**The problem:** Where the records hold the string "Portals", show the whole line it sits on.

[Excerpts from an interface dataset]
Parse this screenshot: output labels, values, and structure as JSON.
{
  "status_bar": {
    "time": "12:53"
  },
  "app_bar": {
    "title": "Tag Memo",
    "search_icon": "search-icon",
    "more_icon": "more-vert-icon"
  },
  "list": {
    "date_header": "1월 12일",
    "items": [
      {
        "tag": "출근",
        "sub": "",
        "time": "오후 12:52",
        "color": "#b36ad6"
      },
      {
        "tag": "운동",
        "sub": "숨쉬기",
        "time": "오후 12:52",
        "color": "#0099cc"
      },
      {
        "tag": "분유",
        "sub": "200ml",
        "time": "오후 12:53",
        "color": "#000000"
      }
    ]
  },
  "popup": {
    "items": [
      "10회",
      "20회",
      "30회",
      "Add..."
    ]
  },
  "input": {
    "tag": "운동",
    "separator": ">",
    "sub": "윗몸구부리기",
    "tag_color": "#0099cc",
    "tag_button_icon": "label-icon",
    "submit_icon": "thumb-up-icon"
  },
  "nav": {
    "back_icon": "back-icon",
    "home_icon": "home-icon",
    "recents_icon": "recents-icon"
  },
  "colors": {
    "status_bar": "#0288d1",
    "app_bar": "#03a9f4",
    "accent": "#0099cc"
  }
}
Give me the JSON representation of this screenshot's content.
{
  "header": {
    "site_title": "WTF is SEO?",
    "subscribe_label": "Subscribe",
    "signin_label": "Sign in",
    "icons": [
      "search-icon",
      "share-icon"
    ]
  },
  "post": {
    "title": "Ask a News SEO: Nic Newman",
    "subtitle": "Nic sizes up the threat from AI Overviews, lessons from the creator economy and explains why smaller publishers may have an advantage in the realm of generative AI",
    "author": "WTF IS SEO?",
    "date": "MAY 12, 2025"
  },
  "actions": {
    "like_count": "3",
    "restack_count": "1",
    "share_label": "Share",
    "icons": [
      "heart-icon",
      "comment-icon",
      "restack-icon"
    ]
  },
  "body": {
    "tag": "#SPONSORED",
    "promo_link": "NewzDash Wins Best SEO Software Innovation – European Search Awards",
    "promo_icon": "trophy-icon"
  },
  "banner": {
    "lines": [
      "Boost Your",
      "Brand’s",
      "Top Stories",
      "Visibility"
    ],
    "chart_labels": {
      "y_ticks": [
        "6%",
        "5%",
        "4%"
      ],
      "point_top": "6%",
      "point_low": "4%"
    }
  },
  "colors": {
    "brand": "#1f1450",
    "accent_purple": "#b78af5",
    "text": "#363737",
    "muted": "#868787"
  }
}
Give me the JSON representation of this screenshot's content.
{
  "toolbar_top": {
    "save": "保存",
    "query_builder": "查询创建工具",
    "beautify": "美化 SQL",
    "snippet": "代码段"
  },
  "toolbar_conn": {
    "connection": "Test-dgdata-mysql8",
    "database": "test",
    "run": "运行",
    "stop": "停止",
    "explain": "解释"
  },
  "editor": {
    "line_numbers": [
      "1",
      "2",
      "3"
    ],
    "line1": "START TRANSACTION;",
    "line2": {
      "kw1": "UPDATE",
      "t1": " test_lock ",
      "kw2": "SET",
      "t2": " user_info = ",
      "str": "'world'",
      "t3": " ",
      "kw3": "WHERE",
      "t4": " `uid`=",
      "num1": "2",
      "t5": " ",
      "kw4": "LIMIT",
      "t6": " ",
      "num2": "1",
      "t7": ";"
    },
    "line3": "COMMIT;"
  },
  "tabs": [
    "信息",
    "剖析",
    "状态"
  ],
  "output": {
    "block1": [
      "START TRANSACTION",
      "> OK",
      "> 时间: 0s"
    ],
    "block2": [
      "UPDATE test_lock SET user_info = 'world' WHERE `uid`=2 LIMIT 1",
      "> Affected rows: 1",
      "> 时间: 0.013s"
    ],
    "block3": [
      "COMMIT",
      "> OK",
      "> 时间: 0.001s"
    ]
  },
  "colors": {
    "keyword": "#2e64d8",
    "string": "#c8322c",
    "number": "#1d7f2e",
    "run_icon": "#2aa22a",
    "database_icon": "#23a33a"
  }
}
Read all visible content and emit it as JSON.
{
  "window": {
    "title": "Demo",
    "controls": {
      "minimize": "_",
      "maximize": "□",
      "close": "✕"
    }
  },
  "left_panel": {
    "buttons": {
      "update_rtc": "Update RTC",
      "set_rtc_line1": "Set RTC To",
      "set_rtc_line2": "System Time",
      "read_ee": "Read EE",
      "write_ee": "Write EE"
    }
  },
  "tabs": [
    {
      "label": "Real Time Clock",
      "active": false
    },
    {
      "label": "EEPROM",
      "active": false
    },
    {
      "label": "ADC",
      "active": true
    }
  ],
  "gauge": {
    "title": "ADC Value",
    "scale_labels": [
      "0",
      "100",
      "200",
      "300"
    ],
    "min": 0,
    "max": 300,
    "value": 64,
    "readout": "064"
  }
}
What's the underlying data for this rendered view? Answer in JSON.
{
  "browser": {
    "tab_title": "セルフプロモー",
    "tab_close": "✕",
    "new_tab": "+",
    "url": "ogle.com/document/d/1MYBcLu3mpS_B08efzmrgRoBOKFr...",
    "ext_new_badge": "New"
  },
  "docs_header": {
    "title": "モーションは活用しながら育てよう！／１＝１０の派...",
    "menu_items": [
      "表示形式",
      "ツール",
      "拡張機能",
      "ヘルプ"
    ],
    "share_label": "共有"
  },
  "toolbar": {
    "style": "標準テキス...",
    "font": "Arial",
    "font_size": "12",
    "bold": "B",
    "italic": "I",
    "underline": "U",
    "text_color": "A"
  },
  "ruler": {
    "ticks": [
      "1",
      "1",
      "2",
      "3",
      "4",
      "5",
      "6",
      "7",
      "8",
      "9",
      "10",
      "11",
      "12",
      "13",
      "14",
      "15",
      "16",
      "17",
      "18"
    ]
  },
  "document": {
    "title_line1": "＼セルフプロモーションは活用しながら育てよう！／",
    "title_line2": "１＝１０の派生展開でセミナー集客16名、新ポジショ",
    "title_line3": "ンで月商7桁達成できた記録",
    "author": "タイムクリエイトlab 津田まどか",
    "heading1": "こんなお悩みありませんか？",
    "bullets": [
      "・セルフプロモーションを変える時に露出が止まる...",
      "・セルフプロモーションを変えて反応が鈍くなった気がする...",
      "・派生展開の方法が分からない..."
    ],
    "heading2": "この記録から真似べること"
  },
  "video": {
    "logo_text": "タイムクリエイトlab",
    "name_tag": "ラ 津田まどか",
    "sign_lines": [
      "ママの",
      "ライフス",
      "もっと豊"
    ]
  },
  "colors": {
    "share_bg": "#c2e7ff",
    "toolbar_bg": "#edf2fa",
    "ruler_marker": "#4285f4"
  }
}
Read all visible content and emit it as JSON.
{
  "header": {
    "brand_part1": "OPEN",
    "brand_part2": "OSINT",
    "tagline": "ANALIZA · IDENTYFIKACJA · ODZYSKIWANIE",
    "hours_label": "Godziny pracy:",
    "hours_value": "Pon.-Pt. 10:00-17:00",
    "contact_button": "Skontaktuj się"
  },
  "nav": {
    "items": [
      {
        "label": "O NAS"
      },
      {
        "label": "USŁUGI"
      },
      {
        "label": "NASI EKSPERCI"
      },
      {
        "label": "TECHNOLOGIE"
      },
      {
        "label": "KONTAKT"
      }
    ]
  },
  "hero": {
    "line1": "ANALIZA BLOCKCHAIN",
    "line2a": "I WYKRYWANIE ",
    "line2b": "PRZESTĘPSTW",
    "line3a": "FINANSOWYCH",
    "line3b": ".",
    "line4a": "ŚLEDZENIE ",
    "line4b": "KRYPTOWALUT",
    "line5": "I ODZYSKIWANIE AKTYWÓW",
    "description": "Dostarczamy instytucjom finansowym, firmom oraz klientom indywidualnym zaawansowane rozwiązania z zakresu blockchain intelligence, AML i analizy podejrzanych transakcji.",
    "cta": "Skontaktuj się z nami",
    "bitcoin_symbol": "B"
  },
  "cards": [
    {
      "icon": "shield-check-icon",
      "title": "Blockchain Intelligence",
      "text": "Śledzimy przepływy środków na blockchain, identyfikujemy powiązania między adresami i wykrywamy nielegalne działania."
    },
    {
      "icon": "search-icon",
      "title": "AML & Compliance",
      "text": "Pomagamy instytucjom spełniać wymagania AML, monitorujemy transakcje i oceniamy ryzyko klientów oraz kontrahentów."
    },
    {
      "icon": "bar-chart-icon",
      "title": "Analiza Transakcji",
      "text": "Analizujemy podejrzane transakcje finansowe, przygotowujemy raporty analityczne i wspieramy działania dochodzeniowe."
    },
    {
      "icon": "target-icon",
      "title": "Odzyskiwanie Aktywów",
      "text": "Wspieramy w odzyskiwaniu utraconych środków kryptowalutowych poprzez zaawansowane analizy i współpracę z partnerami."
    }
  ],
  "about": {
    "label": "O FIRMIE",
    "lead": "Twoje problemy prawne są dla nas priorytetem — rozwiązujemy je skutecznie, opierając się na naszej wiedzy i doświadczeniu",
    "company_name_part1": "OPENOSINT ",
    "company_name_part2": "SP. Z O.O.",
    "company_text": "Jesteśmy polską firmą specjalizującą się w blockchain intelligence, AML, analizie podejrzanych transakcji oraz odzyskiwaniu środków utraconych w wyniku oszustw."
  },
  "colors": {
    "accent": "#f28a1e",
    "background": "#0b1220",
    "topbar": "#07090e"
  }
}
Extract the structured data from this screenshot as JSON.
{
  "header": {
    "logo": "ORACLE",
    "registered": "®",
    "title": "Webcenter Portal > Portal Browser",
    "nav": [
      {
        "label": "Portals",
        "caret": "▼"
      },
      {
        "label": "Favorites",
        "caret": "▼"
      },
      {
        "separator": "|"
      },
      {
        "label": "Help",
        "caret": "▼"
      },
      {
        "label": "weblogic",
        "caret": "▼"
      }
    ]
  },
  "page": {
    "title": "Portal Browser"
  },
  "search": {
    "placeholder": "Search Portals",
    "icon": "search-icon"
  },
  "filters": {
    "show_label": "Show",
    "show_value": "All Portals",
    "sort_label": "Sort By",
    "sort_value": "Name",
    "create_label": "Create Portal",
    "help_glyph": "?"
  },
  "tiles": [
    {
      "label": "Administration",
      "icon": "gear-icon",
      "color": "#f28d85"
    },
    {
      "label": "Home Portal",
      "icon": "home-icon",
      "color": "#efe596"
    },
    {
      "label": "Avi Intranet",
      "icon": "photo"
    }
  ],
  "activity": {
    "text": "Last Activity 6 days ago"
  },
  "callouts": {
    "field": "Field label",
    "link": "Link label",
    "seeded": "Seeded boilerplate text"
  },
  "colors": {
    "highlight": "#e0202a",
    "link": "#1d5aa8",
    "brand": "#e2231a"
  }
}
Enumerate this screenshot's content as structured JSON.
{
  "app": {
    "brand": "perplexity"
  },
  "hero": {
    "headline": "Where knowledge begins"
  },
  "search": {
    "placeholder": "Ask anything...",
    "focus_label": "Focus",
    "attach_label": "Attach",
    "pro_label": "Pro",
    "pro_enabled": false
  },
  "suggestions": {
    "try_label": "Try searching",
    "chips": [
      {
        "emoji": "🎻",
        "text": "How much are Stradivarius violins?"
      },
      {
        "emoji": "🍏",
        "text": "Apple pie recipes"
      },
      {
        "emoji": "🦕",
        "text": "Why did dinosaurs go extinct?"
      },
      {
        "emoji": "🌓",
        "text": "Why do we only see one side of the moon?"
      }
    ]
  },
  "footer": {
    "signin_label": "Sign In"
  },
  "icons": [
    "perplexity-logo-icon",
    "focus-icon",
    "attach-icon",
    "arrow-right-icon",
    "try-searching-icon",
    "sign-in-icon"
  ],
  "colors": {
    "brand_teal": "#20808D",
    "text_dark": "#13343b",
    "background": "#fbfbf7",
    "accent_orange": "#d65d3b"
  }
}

**Solution for this task:**
        "label": "Portals",
    "placeholder": "Search Portals",
    "show_value": "All Portals",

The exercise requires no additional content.